WHAT THE TASK ASKS —
Pull out every line below that contains the word "JSON".

*** EXTRACTED INFORMATION ***

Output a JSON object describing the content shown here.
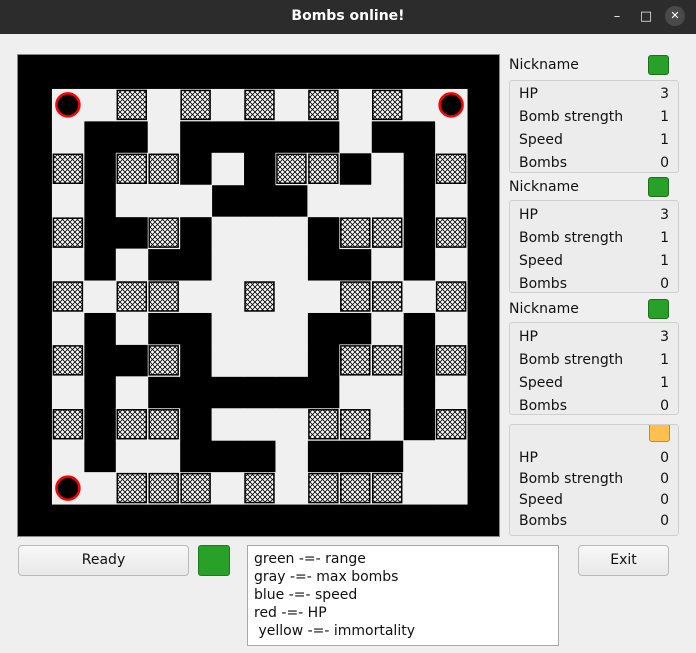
{
  "window": {
    "title": "Bombs online!",
    "minimize": "–",
    "maximize": "□",
    "close": "✕"
  },
  "colors": {
    "wall": "#000000",
    "floor": "#f0f0f0",
    "crate_fill": "#ffffff",
    "crate_hatch": "#000000",
    "player_ring": "#ff0000",
    "player_active": "#27a127",
    "player_empty": "#ffc04d"
  },
  "board": {
    "columns": 15,
    "rows": 15,
    "cells_legend": {
      "#": "wall",
      ".": "floor",
      "x": "crate",
      "p": "player"
    },
    "cells": [
      "###############",
      "#p.x.x.x.x.x.p#",
      "#.##.#####.##.#",
      "#x#xx#.#xx#.#x#",
      "#.#...###...#.#",
      "#x##x#...#xx#x#",
      "#.#.##...##.#.#",
      "#x.xx..x..xx.x#",
      "#.#.##...##.#.#",
      "#x##x#...#xx#x#",
      "#.#.######..#.#",
      "#x#xx#...xx.#x#",
      "#.#..###.###..#",
      "#p.xxx.x.xxx..#",
      "###############"
    ]
  },
  "players": [
    {
      "name": "Nickname",
      "color": "#27a127",
      "stats": [
        {
          "label": "HP",
          "value": "3"
        },
        {
          "label": "Bomb strength",
          "value": "1"
        },
        {
          "label": "Speed",
          "value": "1"
        },
        {
          "label": "Bombs",
          "value": "0"
        }
      ]
    },
    {
      "name": "Nickname",
      "color": "#27a127",
      "stats": [
        {
          "label": "HP",
          "value": "3"
        },
        {
          "label": "Bomb strength",
          "value": "1"
        },
        {
          "label": "Speed",
          "value": "1"
        },
        {
          "label": "Bombs",
          "value": "0"
        }
      ]
    },
    {
      "name": "Nickname",
      "color": "#27a127",
      "stats": [
        {
          "label": "HP",
          "value": "3"
        },
        {
          "label": "Bomb strength",
          "value": "1"
        },
        {
          "label": "Speed",
          "value": "1"
        },
        {
          "label": "Bombs",
          "value": "0"
        }
      ]
    },
    {
      "name": "",
      "color": "#ffc04d",
      "stats": [
        {
          "label": "HP",
          "value": "0"
        },
        {
          "label": "Bomb strength",
          "value": "0"
        },
        {
          "label": "Speed",
          "value": "0"
        },
        {
          "label": "Bombs",
          "value": "0"
        }
      ]
    }
  ],
  "controls": {
    "ready_label": "Ready",
    "ready_color": "#27a127",
    "exit_label": "Exit"
  },
  "legend": [
    "green -=- range",
    "gray -=- max bombs",
    "blue -=- speed",
    "red -=- HP",
    " yellow -=- immortality"
  ]
}
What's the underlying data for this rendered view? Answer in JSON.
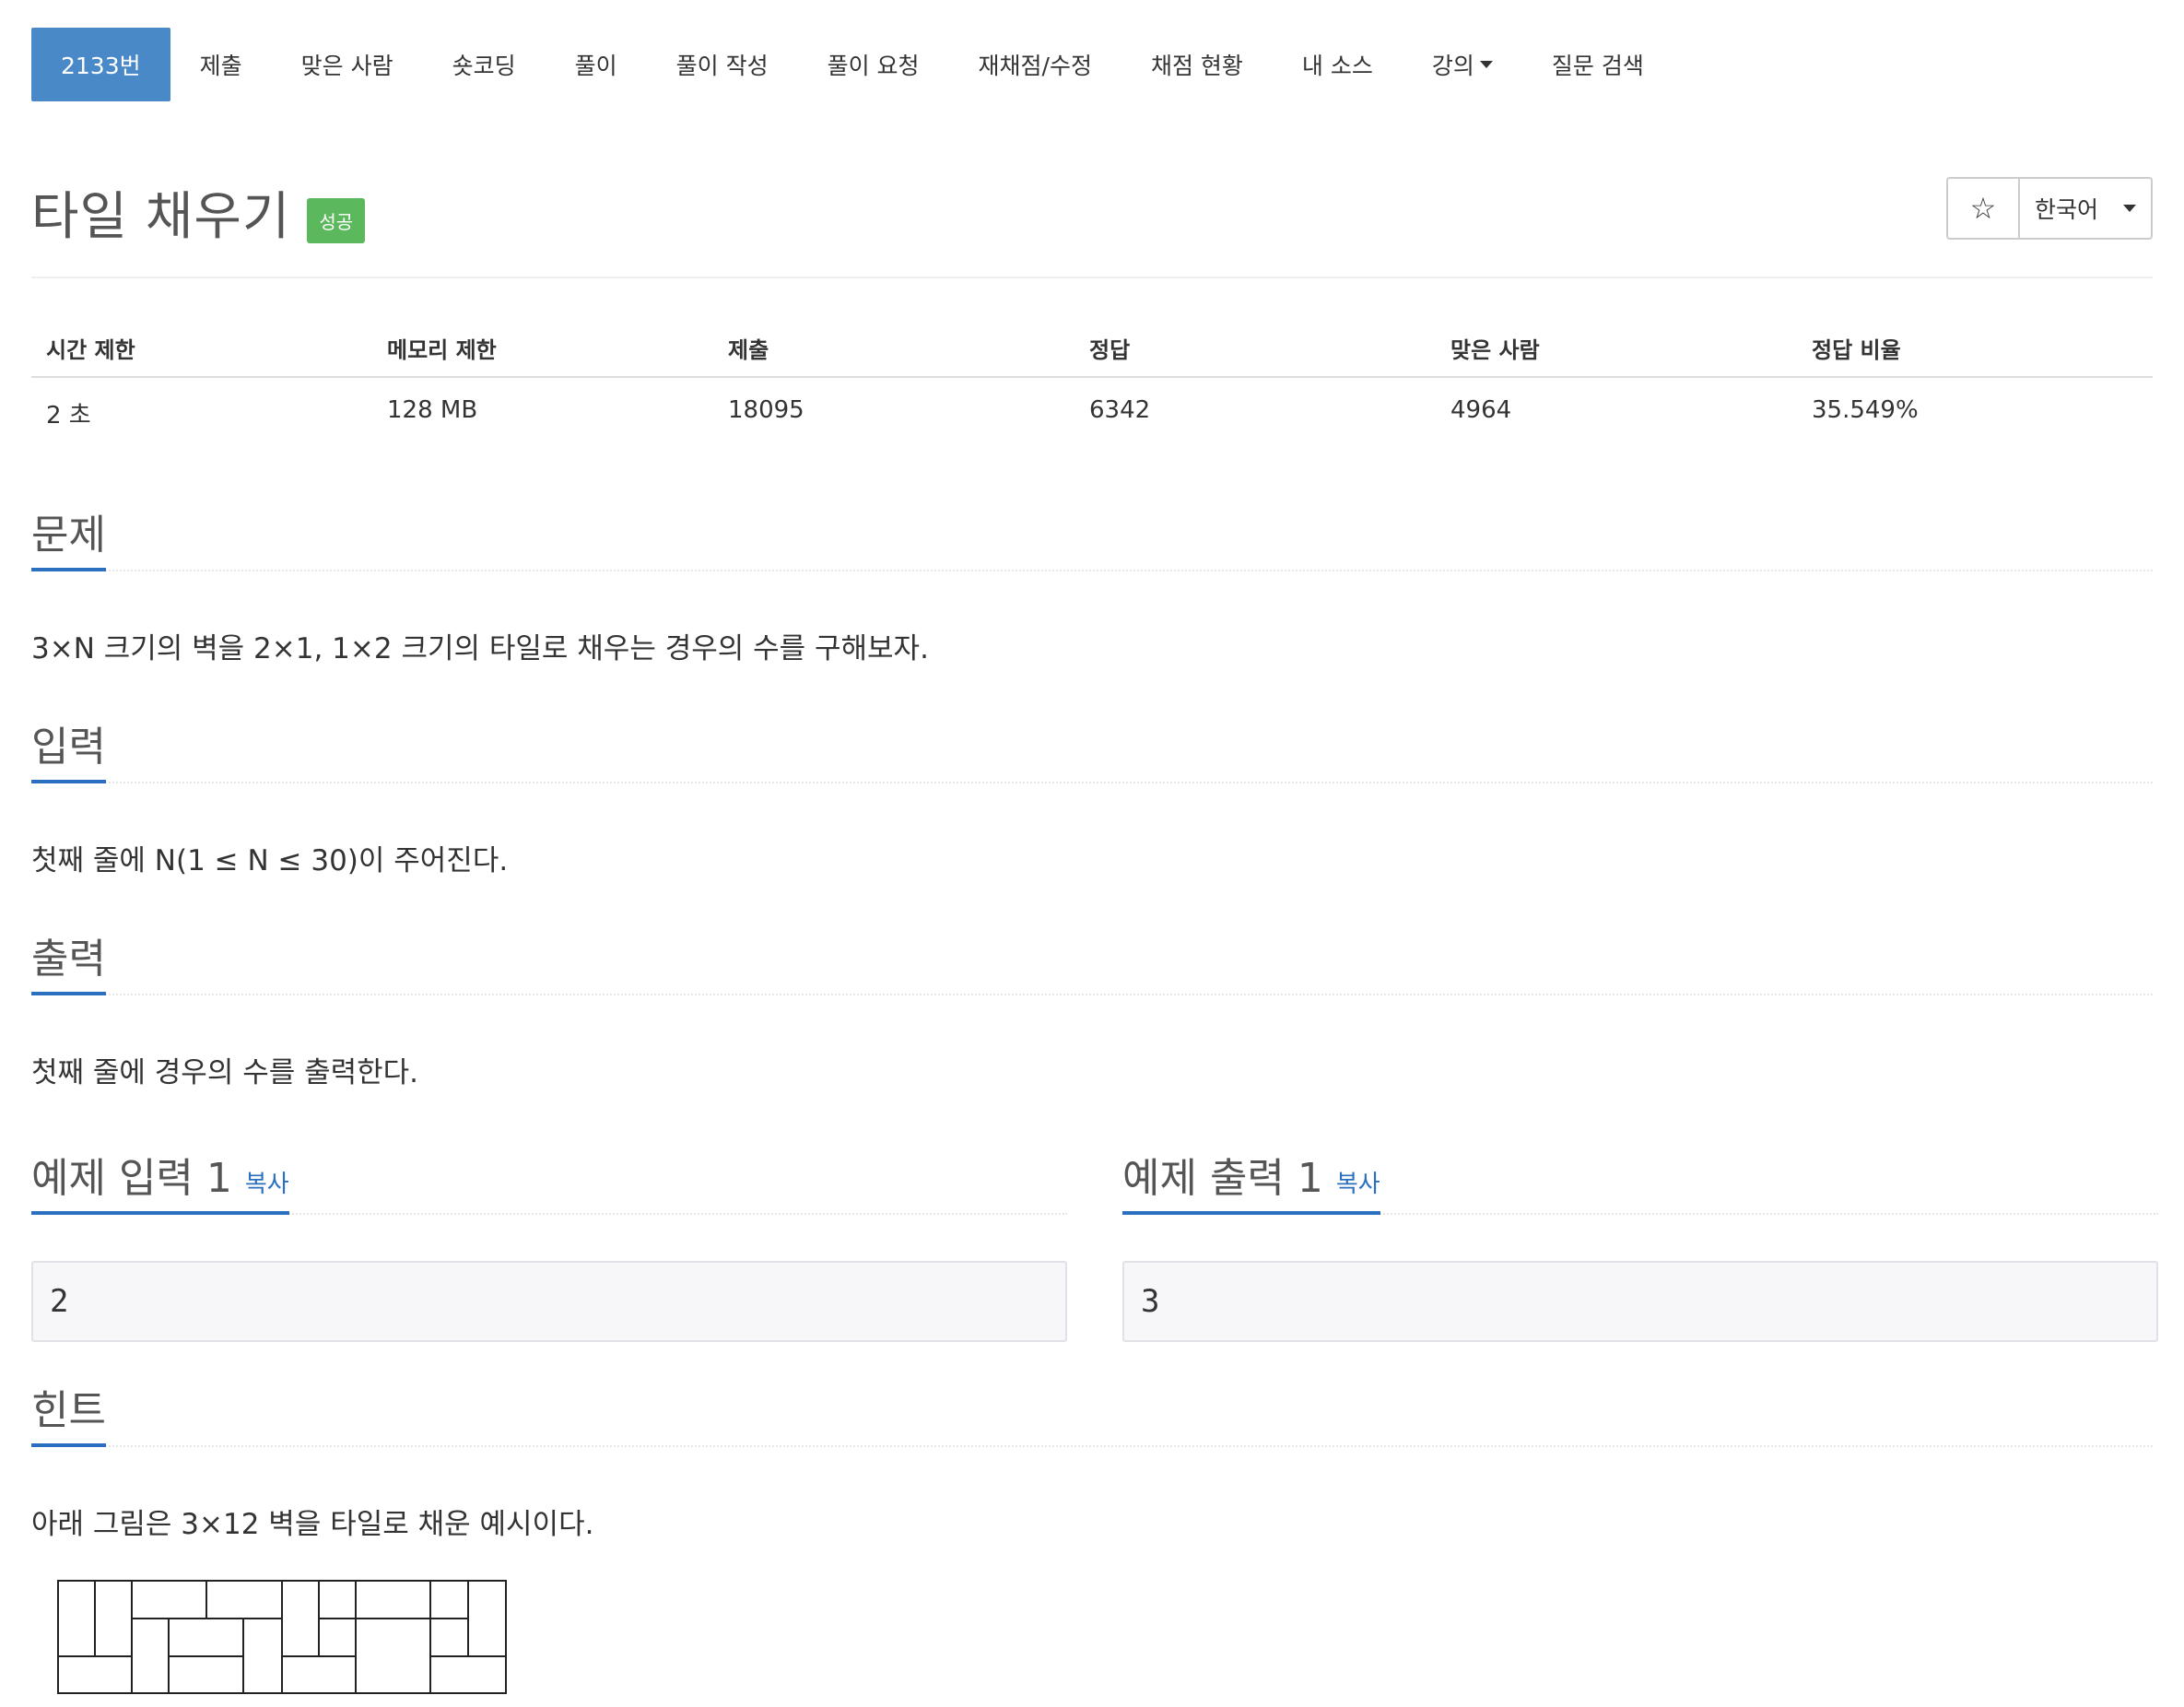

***

PROBLEM SOLUTION —
Output a JSON object describing the content shown here.
What's the underlying data for this rendered view? Answer in JSON.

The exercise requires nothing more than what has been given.